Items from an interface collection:
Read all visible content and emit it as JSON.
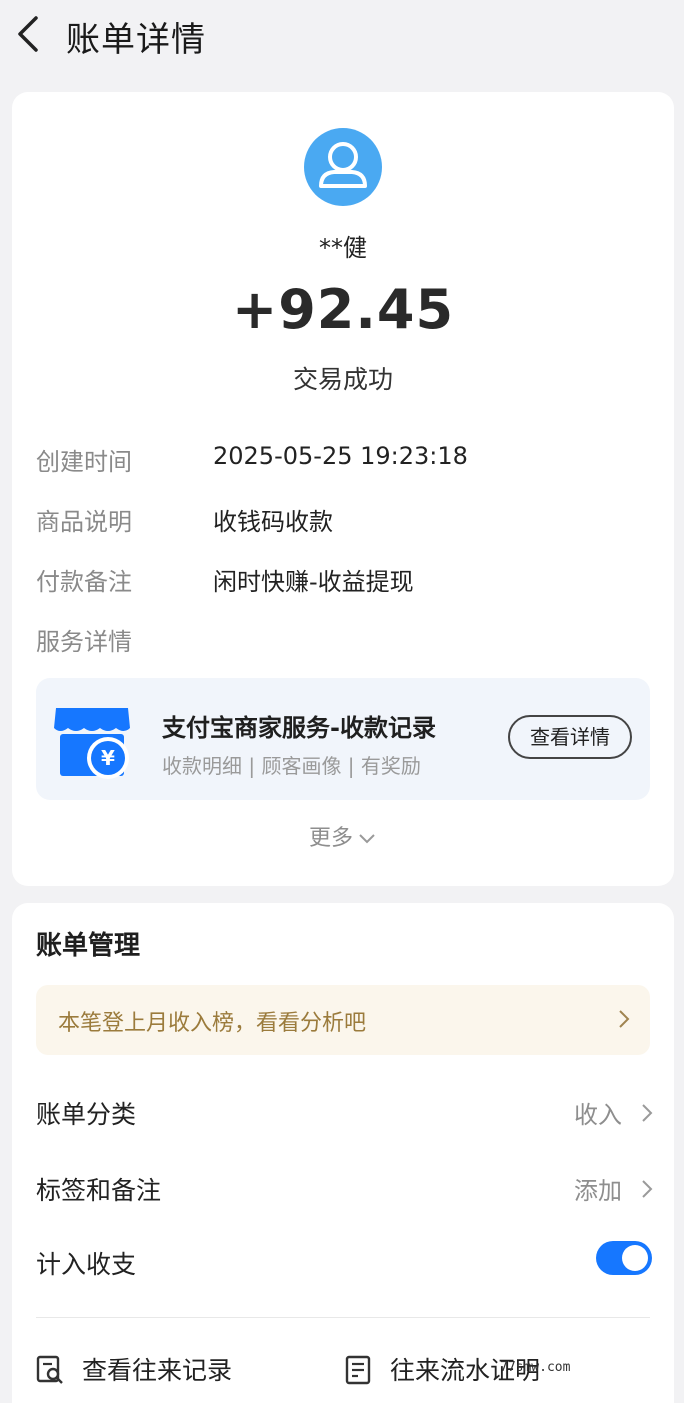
{
  "header": {
    "title": "账单详情"
  },
  "transaction": {
    "payer": "**健",
    "amount": "+92.45",
    "status": "交易成功"
  },
  "details": [
    {
      "label": "创建时间",
      "value": "2025-05-25 19:23:18"
    },
    {
      "label": "商品说明",
      "value": "收钱码收款"
    },
    {
      "label": "付款备注",
      "value": "闲时快赚-收益提现"
    },
    {
      "label": "服务详情",
      "value": ""
    }
  ],
  "service": {
    "title": "支付宝商家服务-收款记录",
    "subtitle": "收款明细 | 顾客画像 | 有奖励",
    "button": "查看详情"
  },
  "more": "更多",
  "management": {
    "title": "账单管理",
    "banner": "本笔登上月收入榜，看看分析吧",
    "rows": [
      {
        "label": "账单分类",
        "value": "收入"
      },
      {
        "label": "标签和备注",
        "value": "添加"
      },
      {
        "label": "计入收支",
        "value": ""
      }
    ],
    "include_in_stats": true,
    "links": [
      {
        "label": "查看往来记录",
        "icon": "search-document-icon"
      },
      {
        "label": "往来流水证明",
        "icon": "certificate-icon"
      }
    ]
  },
  "watermark": "77smw.com",
  "colors": {
    "accent": "#1677ff",
    "avatar": "#4aa9f2",
    "banner_text": "#9b7b3c"
  }
}
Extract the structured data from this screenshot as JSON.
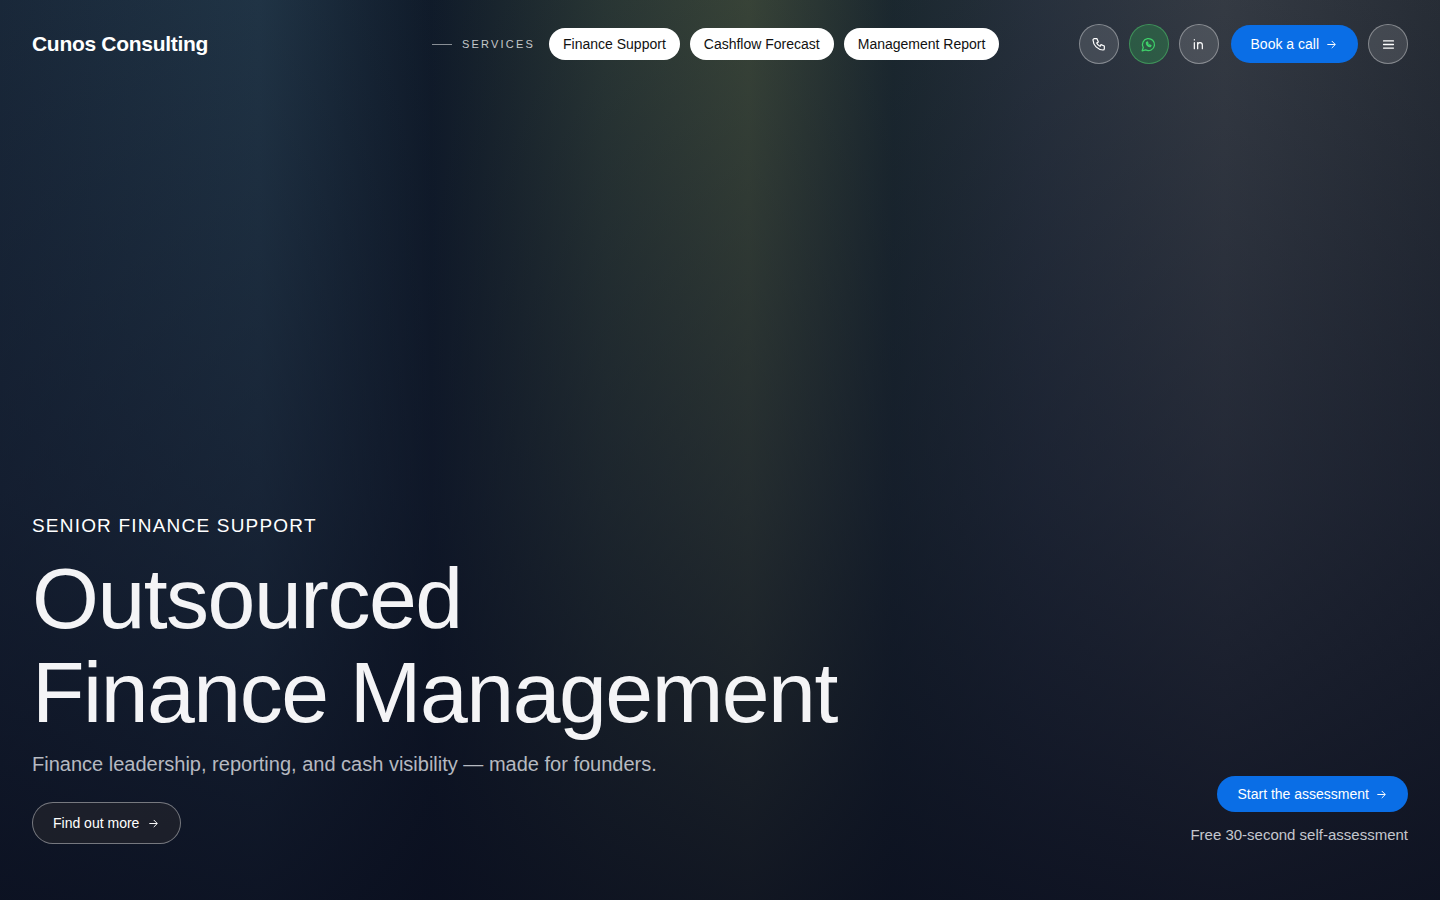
{
  "brand": "Cunos Consulting",
  "nav": {
    "label": "SERVICES",
    "items": [
      {
        "label": "Finance Support"
      },
      {
        "label": "Cashflow Forecast"
      },
      {
        "label": "Management Report"
      }
    ]
  },
  "header_cta": "Book a call",
  "hero": {
    "eyebrow": "SENIOR FINANCE SUPPORT",
    "title_lines": [
      "Outsourced",
      "Finance Management"
    ],
    "subtitle": "Finance leadership, reporting, and cash visibility — made for founders.",
    "cta": "Find out more"
  },
  "assessment": {
    "button": "Start the assessment",
    "note": "Free 30-second self-assessment"
  }
}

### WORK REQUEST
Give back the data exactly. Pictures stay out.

### TASK RESULT
Read all visible content and emit it as JSON.
{
  "header": {
    "title": "账单详情"
  },
  "transaction": {
    "payer": "**健",
    "amount": "+92.45",
    "status": "交易成功"
  },
  "details": [
    {
      "label": "创建时间",
      "value": "2025-05-25 19:23:18"
    },
    {
      "label": "商品说明",
      "value": "收钱码收款"
    },
    {
      "label": "付款备注",
      "value": "闲时快赚-收益提现"
    },
    {
      "label": "服务详情",
      "value": ""
    }
  ],
  "service": {
    "title": "支付宝商家服务-收款记录",
    "subtitle": "收款明细 | 顾客画像 | 有奖励",
    "button": "查看详情"
  },
  "more": "更多",
  "management": {
    "title": "账单管理",
    "banner": "本笔登上月收入榜，看看分析吧",
    "rows": [
      {
        "label": "账单分类",
        "value": "收入"
      },
      {
        "label": "标签和备注",
        "value": "添加"
      },
      {
        "label": "计入收支",
        "value": ""
      }
    ],
    "include_in_stats": true,
    "links": [
      {
        "label": "查看往来记录",
        "icon": "search-document-icon"
      },
      {
        "label": "往来流水证明",
        "icon": "certificate-icon"
      }
    ]
  },
  "watermark": "77smw.com",
  "colors": {
    "accent": "#1677ff",
    "avatar": "#4aa9f2",
    "banner_text": "#9b7b3c"
  }
}
Extract the structured data from this screenshot as JSON.
{
  "brand": "Cunos Consulting",
  "nav": {
    "label": "SERVICES",
    "items": [
      {
        "label": "Finance Support"
      },
      {
        "label": "Cashflow Forecast"
      },
      {
        "label": "Management Report"
      }
    ]
  },
  "header_cta": "Book a call",
  "hero": {
    "eyebrow": "SENIOR FINANCE SUPPORT",
    "title_lines": [
      "Outsourced",
      "Finance Management"
    ],
    "subtitle": "Finance leadership, reporting, and cash visibility — made for founders.",
    "cta": "Find out more"
  },
  "assessment": {
    "button": "Start the assessment",
    "note": "Free 30-second self-assessment"
  }
}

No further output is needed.